The growing number of gig economy workers in this country may have the freedom to work whenever they want, and sometimes from wherever they want, but when it comes to buying a home, all of that freedom has its price.
It turns out employees who have many part-time jobs, hop from one short-term contract or project to the next, or rely on freelance work as opposed to permanent jobs, don’t come packaged in the tidy financial box that mortgage lenders typically like.

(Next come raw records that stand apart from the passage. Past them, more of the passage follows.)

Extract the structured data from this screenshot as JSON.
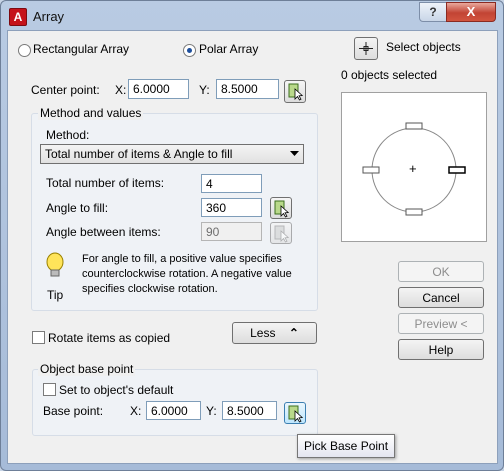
{
  "window": {
    "title": "Array",
    "app_icon": "A",
    "help_glyph": "?",
    "close_glyph": "X"
  },
  "array_type": {
    "rectangular_label": "Rectangular Array",
    "polar_label": "Polar Array",
    "selected": "polar"
  },
  "select_objects": {
    "label": "Select objects",
    "status": "0 objects selected"
  },
  "center_point": {
    "label": "Center point:",
    "x_label": "X:",
    "x_value": "6.0000",
    "y_label": "Y:",
    "y_value": "8.5000"
  },
  "method_values": {
    "group_label": "Method and values",
    "method_label": "Method:",
    "method_selected": "Total number of items & Angle to fill",
    "total_items_label": "Total number of items:",
    "total_items_value": "4",
    "angle_fill_label": "Angle to fill:",
    "angle_fill_value": "360",
    "angle_between_label": "Angle between items:",
    "angle_between_value": "90",
    "tip_text": "For angle to fill, a positive value specifies counterclockwise rotation.  A negative value specifies clockwise rotation.",
    "tip_label": "Tip"
  },
  "rotate_items": {
    "label": "Rotate items as copied",
    "checked": false
  },
  "less_button": {
    "label": "Less",
    "glyph": "⌃"
  },
  "object_base_point": {
    "group_label": "Object base point",
    "default_label": "Set to object's default",
    "default_checked": false,
    "base_point_label": "Base point:",
    "x_label": "X:",
    "x_value": "6.0000",
    "y_label": "Y:",
    "y_value": "8.5000"
  },
  "buttons": {
    "ok": "OK",
    "cancel": "Cancel",
    "preview": "Preview <",
    "help": "Help"
  },
  "tooltip": "Pick Base Point",
  "preview_center_glyph": "+"
}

“Historically the mortgage industry wants everything — residency, credit score and a two-year history of employment. And we’re also trying to predict the likelihood of that continuing for the next three years,” said Whitney Fite, senior vice president, strategic accounts for Atlanta-based Angel Oak Home Loans. “With the gig economy, we’re seeing less and less people fitting in that box.”